Heavy fighting erupted in and around the Four Courts, a complex of three large courthouses overlooking the north side of the River Liffey. Additional rebel strongholds established were established along North King Street and North Brunswick Street. The insurgents intended to block potential advances of British troops stationed at Marlborough and Royal Barracks in the city suburbs and to hold open a line of retreat through Phibsborough, north of the city centre, to County Meath, should the rebels decide to evacuate the capital. During the first twenty-four hours of the Rising, the rebels shot up a British cavalry column on Upper Ormonde Quay and captured an ammunition wagon on Arran Quay. However, at the same time, British troops and artillery pressed forward from the north towards Upper Church Street, sealing off Phibsborough from the Four Courts area.
By Wednesday, the rebels remained on the defensive, though they did seize the Bridewell police station and burn Linenhall Barracks on Lisburn Street. On the south side of the Liffey, British troops occupied homes on Usher’s Quay and shot across the river into rebel barricades and the Four Courts buildings. That evening, two insurgents dashed across Whitworth Bridge and set fire to No. 1 Usher’s Quay, driving soldiers from the area.
To the north, rebel outposts on North King Street and North Brunswick Street lay directly in the path of an intended linkup by the South Staffordshire Regiment’s 2/5th Battalion (advancing from the west) and 2/6th Battalion (advancing from the east). This led to fierce fighting all day Friday, as the British in Bolton Street tried to link up with troops in the Queen Street area. Attacks by the South Staffordshire 2/6th battalion were repeatedly repulsed assaulting Reilly’s ‘Fort’ and Langan’s Pub on North King Street. However, the troops used a homemade armoured car to safely carry scores of soldiers into the street, and ultimately forced the rebels to abandon the post that night.
The next morning (Saturday), the insurgents likewise retired from Reilly’s Fort and fell back on Fr. Mathew Hall, isolating their embattled garrisons on North Brunswick Street. Angry over their heavy casualties, members of the South Staffordshires killed fifteen unarmed male civilians living near Langan’s, an episode later known as the ‘King Street Massacre’.
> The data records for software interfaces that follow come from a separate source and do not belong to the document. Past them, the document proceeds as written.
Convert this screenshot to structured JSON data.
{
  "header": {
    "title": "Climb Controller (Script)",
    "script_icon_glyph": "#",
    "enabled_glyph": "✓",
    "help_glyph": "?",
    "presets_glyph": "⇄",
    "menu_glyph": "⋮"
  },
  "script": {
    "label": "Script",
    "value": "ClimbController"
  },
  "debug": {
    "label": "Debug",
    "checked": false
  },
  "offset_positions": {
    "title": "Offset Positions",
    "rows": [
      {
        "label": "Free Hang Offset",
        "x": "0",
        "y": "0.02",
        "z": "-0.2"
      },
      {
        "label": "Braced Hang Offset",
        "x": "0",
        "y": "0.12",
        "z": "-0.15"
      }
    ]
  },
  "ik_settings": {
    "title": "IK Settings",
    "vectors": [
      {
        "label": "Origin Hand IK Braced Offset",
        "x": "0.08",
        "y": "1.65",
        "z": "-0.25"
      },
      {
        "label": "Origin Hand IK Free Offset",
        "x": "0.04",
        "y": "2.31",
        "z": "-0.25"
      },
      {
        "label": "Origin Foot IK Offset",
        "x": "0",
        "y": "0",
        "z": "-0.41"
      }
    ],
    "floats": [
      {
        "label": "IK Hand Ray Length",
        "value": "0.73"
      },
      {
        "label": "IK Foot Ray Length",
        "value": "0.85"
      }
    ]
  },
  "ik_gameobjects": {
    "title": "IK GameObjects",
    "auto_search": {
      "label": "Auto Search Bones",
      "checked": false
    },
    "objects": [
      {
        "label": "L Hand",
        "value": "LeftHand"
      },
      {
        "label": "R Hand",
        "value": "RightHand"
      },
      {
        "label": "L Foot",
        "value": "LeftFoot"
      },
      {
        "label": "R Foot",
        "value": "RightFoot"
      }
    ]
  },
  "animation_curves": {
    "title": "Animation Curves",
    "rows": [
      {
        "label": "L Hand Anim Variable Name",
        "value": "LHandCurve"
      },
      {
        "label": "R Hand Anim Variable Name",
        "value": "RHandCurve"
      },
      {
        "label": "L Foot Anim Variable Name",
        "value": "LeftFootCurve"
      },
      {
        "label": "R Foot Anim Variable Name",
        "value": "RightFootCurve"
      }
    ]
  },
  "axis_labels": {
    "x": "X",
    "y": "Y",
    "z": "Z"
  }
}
As British troops flooded into the area on Friday, the rebels beat back attempts to force the barricade at North King Street protecting Father Matthew Hall, while insurgents inside the Four Courts buildings exchanged fire with British troops along Hammond Lane. Fighting continued well into Saturday afternoon, and only stopped when Pearse’s surrender order reached the Four Courts garrison at 4 pm. All rebel posts surrendered, except those cut off on North Brunswick Street. They held out until Sunday morning, and were the last of the Dublin garrisons to lay down their arms. [Source: Atlas of the Irish Revolution, (CUP, 2017)]